"Our goal is to discover the truth, wherever it is," says Andrew Schermerhorn, an attorney for Green. "If relevant information exists in the files of the NFL, we are confident that the rules of discovery will allow us to obtain it."

How so? Here's a thought exercise. Suppose the NFL tries to restrict discovery to individual teams such as the Cardinals. State courts, team lawsuits, leave us out of it. Could Green's attorneys crowbar their way into the league's files? Yes. Provided the Chiefs lawsuits are remanded to state court, they can depose and subponea former Kansas City team doctor Joe Waeckerle, who also was a member of the league's controversial concussion committee.

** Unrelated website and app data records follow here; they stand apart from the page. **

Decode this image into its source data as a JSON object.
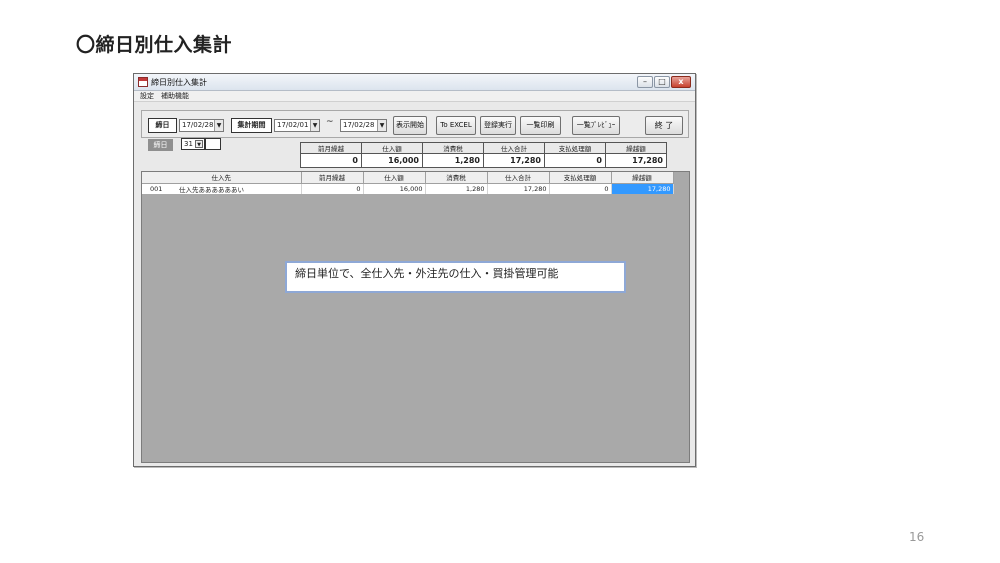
{
  "slide": {
    "title": "〇締日別仕入集計",
    "page_number": "16",
    "callout": "締日単位で、全仕入先・外注先の仕入・買掛管理可能"
  },
  "window": {
    "title": "締日別仕入集計",
    "menu": [
      "設定",
      "補助機能"
    ],
    "controls": {
      "minimize": "–",
      "maximize": "□",
      "close": "x"
    }
  },
  "toolbar": {
    "shime_label": "締日",
    "shime_date": "17/02/28",
    "period_label": "集計期間",
    "period_from": "17/02/01",
    "tilde": "~",
    "period_to": "17/02/28",
    "buttons": {
      "display": "表示開始",
      "excel": "To EXCEL",
      "register": "登録実行",
      "print": "一覧印刷",
      "preview": "一覧ﾌﾟﾚﾋﾞｭｰ",
      "exit": "終 了"
    }
  },
  "filter": {
    "label": "締日",
    "day": "31"
  },
  "summary": {
    "headers": [
      "前月繰越",
      "仕入額",
      "消費税",
      "仕入合計",
      "支払処理額",
      "繰越額"
    ],
    "values": [
      "0",
      "16,000",
      "1,280",
      "17,280",
      "0",
      "17,280"
    ]
  },
  "grid": {
    "headers": [
      "仕入先",
      "前月繰越",
      "仕入額",
      "消費税",
      "仕入合計",
      "支払処理額",
      "繰越額"
    ],
    "row": {
      "code": "001",
      "name": "仕入先ああああああい",
      "values": [
        "0",
        "16,000",
        "1,280",
        "17,280",
        "0",
        "17,280"
      ]
    }
  },
  "colors": {
    "selection": "#3399ff",
    "grid_background": "#a9a9a9",
    "callout_border": "#8ea8d6"
  }
}
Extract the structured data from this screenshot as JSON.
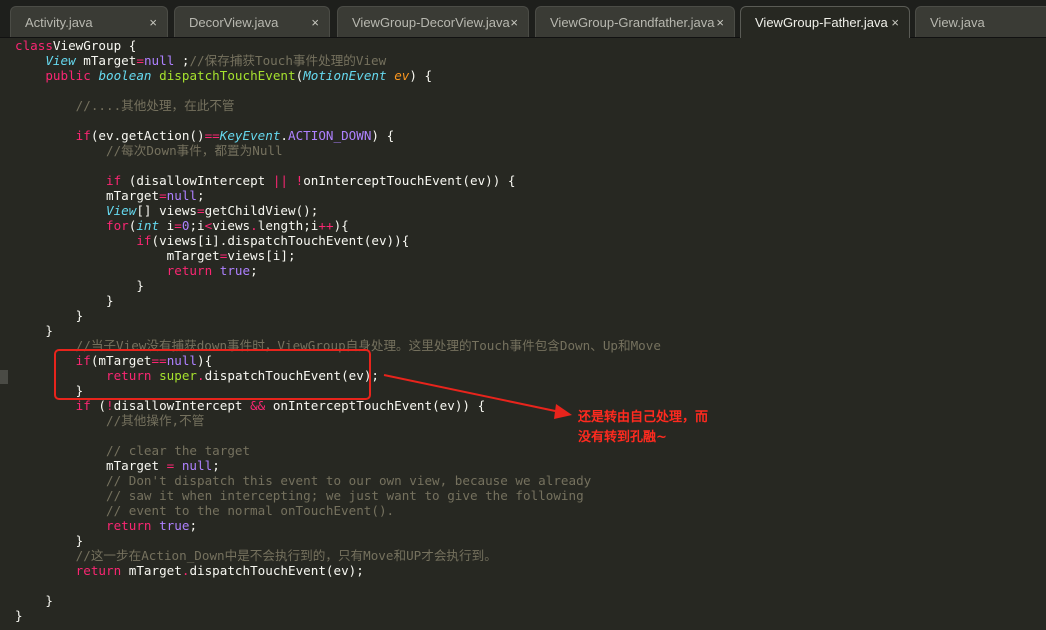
{
  "tabs": [
    {
      "label": "Activity.java",
      "active": false
    },
    {
      "label": "DecorView.java",
      "active": false
    },
    {
      "label": "ViewGroup-DecorView.java",
      "active": false
    },
    {
      "label": "ViewGroup-Grandfather.java",
      "active": false
    },
    {
      "label": "ViewGroup-Father.java",
      "active": true
    },
    {
      "label": "View.java",
      "active": false
    }
  ],
  "close_glyph": "×",
  "code_lines": [
    [
      [
        "kw",
        "class"
      ],
      [
        "",
        "ViewGroup {"
      ]
    ],
    [
      [
        "",
        "    "
      ],
      [
        "ty",
        "View"
      ],
      [
        "",
        " mTarget"
      ],
      [
        "kw",
        "="
      ],
      [
        "cn",
        "null"
      ],
      [
        "",
        " ;"
      ],
      [
        "cm",
        "//保存捕获Touch事件处理的View"
      ]
    ],
    [
      [
        "",
        "    "
      ],
      [
        "kw",
        "public"
      ],
      [
        "",
        " "
      ],
      [
        "ty",
        "boolean"
      ],
      [
        "",
        " "
      ],
      [
        "fn",
        "dispatchTouchEvent"
      ],
      [
        "",
        "("
      ],
      [
        "ty",
        "MotionEvent"
      ],
      [
        "",
        " "
      ],
      [
        "pa",
        "ev"
      ],
      [
        "",
        ") {"
      ]
    ],
    [
      [
        "",
        ""
      ]
    ],
    [
      [
        "",
        "        "
      ],
      [
        "cm",
        "//....其他处理，在此不管"
      ]
    ],
    [
      [
        "",
        ""
      ]
    ],
    [
      [
        "",
        "        "
      ],
      [
        "kw",
        "if"
      ],
      [
        "",
        "(ev.getAction()"
      ],
      [
        "kw",
        "=="
      ],
      [
        "ty",
        "KeyEvent"
      ],
      [
        "",
        "."
      ],
      [
        "cn",
        "ACTION_DOWN"
      ],
      [
        "",
        ")",
        " "
      ],
      [
        "",
        "{"
      ]
    ],
    [
      [
        "",
        "            "
      ],
      [
        "cm",
        "//每次Down事件，都置为Null"
      ]
    ],
    [
      [
        "",
        ""
      ]
    ],
    [
      [
        "",
        "            "
      ],
      [
        "kw",
        "if"
      ],
      [
        "",
        " (disallowIntercept "
      ],
      [
        "kw",
        "||"
      ],
      [
        "",
        " "
      ],
      [
        "kw",
        "!"
      ],
      [
        "",
        "onInterceptTouchEvent(ev)) {"
      ]
    ],
    [
      [
        "",
        "            mTarget"
      ],
      [
        "kw",
        "="
      ],
      [
        "cn",
        "null"
      ],
      [
        "",
        ";"
      ]
    ],
    [
      [
        "",
        "            "
      ],
      [
        "ty",
        "View"
      ],
      [
        "",
        "[] views"
      ],
      [
        "kw",
        "="
      ],
      [
        "",
        "getChildView();"
      ]
    ],
    [
      [
        "",
        "            "
      ],
      [
        "kw",
        "for"
      ],
      [
        "",
        "("
      ],
      [
        "ty",
        "int"
      ],
      [
        "",
        " i"
      ],
      [
        "kw",
        "="
      ],
      [
        "cn",
        "0"
      ],
      [
        "",
        ";i"
      ],
      [
        "kw",
        "<"
      ],
      [
        "",
        "views"
      ],
      [
        "kw",
        "."
      ],
      [
        "",
        "length;i"
      ],
      [
        "kw",
        "++"
      ],
      [
        "",
        "){"
      ]
    ],
    [
      [
        "",
        "                "
      ],
      [
        "kw",
        "if"
      ],
      [
        "",
        "(views[i].dispatchTouchEvent(ev)){"
      ]
    ],
    [
      [
        "",
        "                    mTarget"
      ],
      [
        "kw",
        "="
      ],
      [
        "",
        "views[i];"
      ]
    ],
    [
      [
        "",
        "                    "
      ],
      [
        "kw",
        "return"
      ],
      [
        "",
        " "
      ],
      [
        "cn",
        "true"
      ],
      [
        "",
        ";"
      ]
    ],
    [
      [
        "",
        "                }"
      ]
    ],
    [
      [
        "",
        "            }"
      ]
    ],
    [
      [
        "",
        "        }"
      ]
    ],
    [
      [
        "",
        "    }"
      ]
    ],
    [
      [
        "",
        "        "
      ],
      [
        "cm",
        "//当子View没有捕获down事件时，ViewGroup自身处理。这里处理的Touch事件包含Down、Up和Move"
      ]
    ],
    [
      [
        "",
        "        "
      ],
      [
        "kw",
        "if"
      ],
      [
        "",
        "(mTarget"
      ],
      [
        "kw",
        "=="
      ],
      [
        "cn",
        "null"
      ],
      [
        "",
        "){"
      ]
    ],
    [
      [
        "",
        "            "
      ],
      [
        "kw",
        "return"
      ],
      [
        "",
        " "
      ],
      [
        "fn",
        "super"
      ],
      [
        "kw",
        "."
      ],
      [
        "",
        "dispatchTouchEvent(ev);"
      ]
    ],
    [
      [
        "",
        "        }"
      ]
    ],
    [
      [
        "",
        "        "
      ],
      [
        "kw",
        "if"
      ],
      [
        "",
        " ("
      ],
      [
        "kw",
        "!"
      ],
      [
        "",
        "disallowIntercept "
      ],
      [
        "kw",
        "&&"
      ],
      [
        "",
        " onInterceptTouchEvent(ev)) {"
      ]
    ],
    [
      [
        "",
        "            "
      ],
      [
        "cm",
        "//其他操作,不管"
      ]
    ],
    [
      [
        "",
        ""
      ]
    ],
    [
      [
        "",
        "            "
      ],
      [
        "cm",
        "// clear the target"
      ]
    ],
    [
      [
        "",
        "            mTarget "
      ],
      [
        "kw",
        "="
      ],
      [
        "",
        " "
      ],
      [
        "cn",
        "null"
      ],
      [
        "",
        ";"
      ]
    ],
    [
      [
        "",
        "            "
      ],
      [
        "cm",
        "// Don't dispatch this event to our own view, because we already"
      ]
    ],
    [
      [
        "",
        "            "
      ],
      [
        "cm",
        "// saw it when intercepting; we just want to give the following"
      ]
    ],
    [
      [
        "",
        "            "
      ],
      [
        "cm",
        "// event to the normal onTouchEvent()."
      ]
    ],
    [
      [
        "",
        "            "
      ],
      [
        "kw",
        "return"
      ],
      [
        "",
        " "
      ],
      [
        "cn",
        "true"
      ],
      [
        "",
        ";"
      ]
    ],
    [
      [
        "",
        "        }"
      ]
    ],
    [
      [
        "",
        "        "
      ],
      [
        "cm",
        "//这一步在Action_Down中是不会执行到的，只有Move和UP才会执行到。"
      ]
    ],
    [
      [
        "",
        "        "
      ],
      [
        "kw",
        "return"
      ],
      [
        "",
        " mTarget"
      ],
      [
        "kw",
        "."
      ],
      [
        "",
        "dispatchTouchEvent(ev);"
      ]
    ],
    [
      [
        "",
        ""
      ]
    ],
    [
      [
        "",
        "    }"
      ]
    ],
    [
      [
        "",
        "}"
      ]
    ]
  ],
  "annotation": {
    "line1": "还是转由自己处理，而",
    "line2": "没有转到孔融~"
  },
  "colors": {
    "keyword": "#f92672",
    "type": "#66d9ef",
    "function": "#a6e22e",
    "param": "#fd971f",
    "constant": "#ae81ff",
    "comment": "#75715e",
    "annotation": "#ff2a1f"
  }
}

Now consider: Pellman ran the concussion committee. He was Tagliabue's personal physician. He also worked for the Jets. Committee members Mark Lovell and Joe Maroon worked for the Pittsburgh Steelers. Former Philadelphia Eagles trainer Rick Burkholder was on the committee, as were Baltimore Colts team doctor Andrew Tucker, New York Giants trainer Ronnie Barnes and Indianapolis Colts doctor Doug Robertson and neurosurgeon Henry Feuer. If other former players follow Green's lead, sue those teams and remain in state court, each man could be targeted. Each is a potential lockpick, a tool for uncovering what the NFL knew and when it knew it.

"I can't say at this stage which doors are open," Schermerhorn says. "But we intend to open and walk through as many as necessary to get at the truth."

In 1994, Phillip Morris chief executive officer William Campbell appeared before Congress. He wore a nice suit. After raising his right hand, he said the following: "I believe nicotine is not addictive." Six other tobacco executives did the same. All were lying. The documents told the truth: as far back as 1961, industry scientists were referring to their customers as nicotine addicts. Five years ago, Goodell testified on Capitol Hill. He wore a nice suit. Asked if there was a link between football and brain damage, he declined to answer, deferring to medical experts and referring to a "medical debate." Did he know better? Did the NFL? Do the league's doctors and documents tell a different, less equivocal story? Thanks to Green, we may be closer to finding out.